- [PROBLEM TO SOLVE]
When you return the entries, keep every word and mark exactly as it is.

- [STUDY MATERIAL]
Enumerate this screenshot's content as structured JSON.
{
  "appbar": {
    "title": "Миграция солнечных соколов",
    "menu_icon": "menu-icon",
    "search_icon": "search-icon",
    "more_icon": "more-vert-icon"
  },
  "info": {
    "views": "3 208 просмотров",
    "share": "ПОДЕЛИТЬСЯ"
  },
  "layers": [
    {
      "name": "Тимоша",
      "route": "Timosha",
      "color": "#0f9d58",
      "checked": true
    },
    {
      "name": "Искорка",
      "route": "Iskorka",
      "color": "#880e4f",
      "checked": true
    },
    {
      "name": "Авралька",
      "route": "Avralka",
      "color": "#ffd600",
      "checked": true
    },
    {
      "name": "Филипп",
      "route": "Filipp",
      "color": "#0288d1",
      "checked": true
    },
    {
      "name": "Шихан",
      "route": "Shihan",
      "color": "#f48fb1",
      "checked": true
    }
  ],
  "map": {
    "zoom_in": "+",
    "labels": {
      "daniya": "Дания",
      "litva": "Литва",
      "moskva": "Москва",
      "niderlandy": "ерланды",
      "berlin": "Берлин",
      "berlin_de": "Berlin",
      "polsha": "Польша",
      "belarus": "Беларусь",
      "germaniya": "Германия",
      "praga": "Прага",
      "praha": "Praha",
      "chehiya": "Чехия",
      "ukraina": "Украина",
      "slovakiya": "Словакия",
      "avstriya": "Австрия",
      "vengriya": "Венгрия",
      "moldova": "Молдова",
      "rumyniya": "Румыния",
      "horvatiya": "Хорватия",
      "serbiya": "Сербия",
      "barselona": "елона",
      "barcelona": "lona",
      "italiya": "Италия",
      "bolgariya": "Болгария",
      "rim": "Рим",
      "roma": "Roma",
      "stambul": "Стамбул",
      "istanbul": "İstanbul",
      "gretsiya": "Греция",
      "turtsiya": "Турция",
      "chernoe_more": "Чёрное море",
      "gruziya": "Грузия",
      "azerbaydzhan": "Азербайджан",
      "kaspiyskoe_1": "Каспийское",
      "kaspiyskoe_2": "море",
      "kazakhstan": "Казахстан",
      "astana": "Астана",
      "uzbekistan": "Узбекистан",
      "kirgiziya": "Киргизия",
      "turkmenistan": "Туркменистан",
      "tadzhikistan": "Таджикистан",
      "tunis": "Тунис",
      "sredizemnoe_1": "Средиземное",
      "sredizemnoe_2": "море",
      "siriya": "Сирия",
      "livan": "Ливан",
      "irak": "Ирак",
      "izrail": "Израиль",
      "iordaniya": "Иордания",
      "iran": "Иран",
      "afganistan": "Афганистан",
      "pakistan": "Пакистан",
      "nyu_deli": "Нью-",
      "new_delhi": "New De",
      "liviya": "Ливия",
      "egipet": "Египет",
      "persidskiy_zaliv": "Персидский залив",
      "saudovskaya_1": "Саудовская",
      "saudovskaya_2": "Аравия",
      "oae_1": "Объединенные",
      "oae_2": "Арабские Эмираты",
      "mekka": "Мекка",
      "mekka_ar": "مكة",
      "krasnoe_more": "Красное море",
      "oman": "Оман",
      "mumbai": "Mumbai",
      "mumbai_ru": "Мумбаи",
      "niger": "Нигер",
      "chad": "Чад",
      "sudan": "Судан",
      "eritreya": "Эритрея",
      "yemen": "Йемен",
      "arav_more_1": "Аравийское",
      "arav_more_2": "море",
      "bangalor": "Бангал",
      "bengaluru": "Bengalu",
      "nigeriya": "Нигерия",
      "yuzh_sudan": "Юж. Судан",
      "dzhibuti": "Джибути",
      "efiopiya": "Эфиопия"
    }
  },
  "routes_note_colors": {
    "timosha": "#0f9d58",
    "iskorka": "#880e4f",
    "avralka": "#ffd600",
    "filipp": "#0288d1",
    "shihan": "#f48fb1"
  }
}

- [TASK RESPONSE]
Enumerate this screenshot's content as structured JSON.
{
  "appbar": {
    "title": "Миграция солнечных соколов",
    "menu_icon": "menu-icon",
    "search_icon": "search-icon",
    "more_icon": "more-vert-icon"
  },
  "info": {
    "views": "3 208 просмотров",
    "share": "ПОДЕЛИТЬСЯ"
  },
  "layers": [
    {
      "name": "Тимоша",
      "route": "Timosha",
      "color": "#0f9d58",
      "checked": true
    },
    {
      "name": "Искорка",
      "route": "Iskorka",
      "color": "#880e4f",
      "checked": true
    },
    {
      "name": "Авралька",
      "route": "Avralka",
      "color": "#ffd600",
      "checked": true
    },
    {
      "name": "Филипп",
      "route": "Filipp",
      "color": "#0288d1",
      "checked": true
    },
    {
      "name": "Шихан",
      "route": "Shihan",
      "color": "#f48fb1",
      "checked": true
    }
  ],
  "map": {
    "zoom_in": "+",
    "labels": {
      "daniya": "Дания",
      "litva": "Литва",
      "moskva": "Москва",
      "niderlandy": "ерланды",
      "berlin": "Берлин",
      "berlin_de": "Berlin",
      "polsha": "Польша",
      "belarus": "Беларусь",
      "germaniya": "Германия",
      "praga": "Прага",
      "praha": "Praha",
      "chehiya": "Чехия",
      "ukraina": "Украина",
      "slovakiya": "Словакия",
      "avstriya": "Австрия",
      "vengriya": "Венгрия",
      "moldova": "Молдова",
      "rumyniya": "Румыния",
      "horvatiya": "Хорватия",
      "serbiya": "Сербия",
      "barselona": "елона",
      "barcelona": "lona",
      "italiya": "Италия",
      "bolgariya": "Болгария",
      "rim": "Рим",
      "roma": "Roma",
      "stambul": "Стамбул",
      "istanbul": "İstanbul",
      "gretsiya": "Греция",
      "turtsiya": "Турция",
      "chernoe_more": "Чёрное море",
      "gruziya": "Грузия",
      "azerbaydzhan": "Азербайджан",
      "kaspiyskoe_1": "Каспийское",
      "kaspiyskoe_2": "море",
      "kazakhstan": "Казахстан",
      "astana": "Астана",
      "uzbekistan": "Узбекистан",
      "kirgiziya": "Киргизия",
      "turkmenistan": "Туркменистан",
      "tadzhikistan": "Таджикистан",
      "tunis": "Тунис",
      "sredizemnoe_1": "Средиземное",
      "sredizemnoe_2": "море",
      "siriya": "Сирия",
      "livan": "Ливан",
      "irak": "Ирак",
      "izrail": "Израиль",
      "iordaniya": "Иордания",
      "iran": "Иран",
      "afganistan": "Афганистан",
      "pakistan": "Пакистан",
      "nyu_deli": "Нью-",
      "new_delhi": "New De",
      "liviya": "Ливия",
      "egipet": "Египет",
      "persidskiy_zaliv": "Персидский залив",
      "saudovskaya_1": "Саудовская",
      "saudovskaya_2": "Аравия",
      "oae_1": "Объединенные",
      "oae_2": "Арабские Эмираты",
      "mekka": "Мекка",
      "mekka_ar": "مكة",
      "krasnoe_more": "Красное море",
      "oman": "Оман",
      "mumbai": "Mumbai",
      "mumbai_ru": "Мумбаи",
      "niger": "Нигер",
      "chad": "Чад",
      "sudan": "Судан",
      "eritreya": "Эритрея",
      "yemen": "Йемен",
      "arav_more_1": "Аравийское",
      "arav_more_2": "море",
      "bangalor": "Бангал",
      "bengaluru": "Bengalu",
      "nigeriya": "Нигерия",
      "yuzh_sudan": "Юж. Судан",
      "dzhibuti": "Джибути",
      "efiopiya": "Эфиопия"
    }
  },
  "routes_note_colors": {
    "timosha": "#0f9d58",
    "iskorka": "#880e4f",
    "avralka": "#ffd600",
    "filipp": "#0288d1",
    "shihan": "#f48fb1"
  }
}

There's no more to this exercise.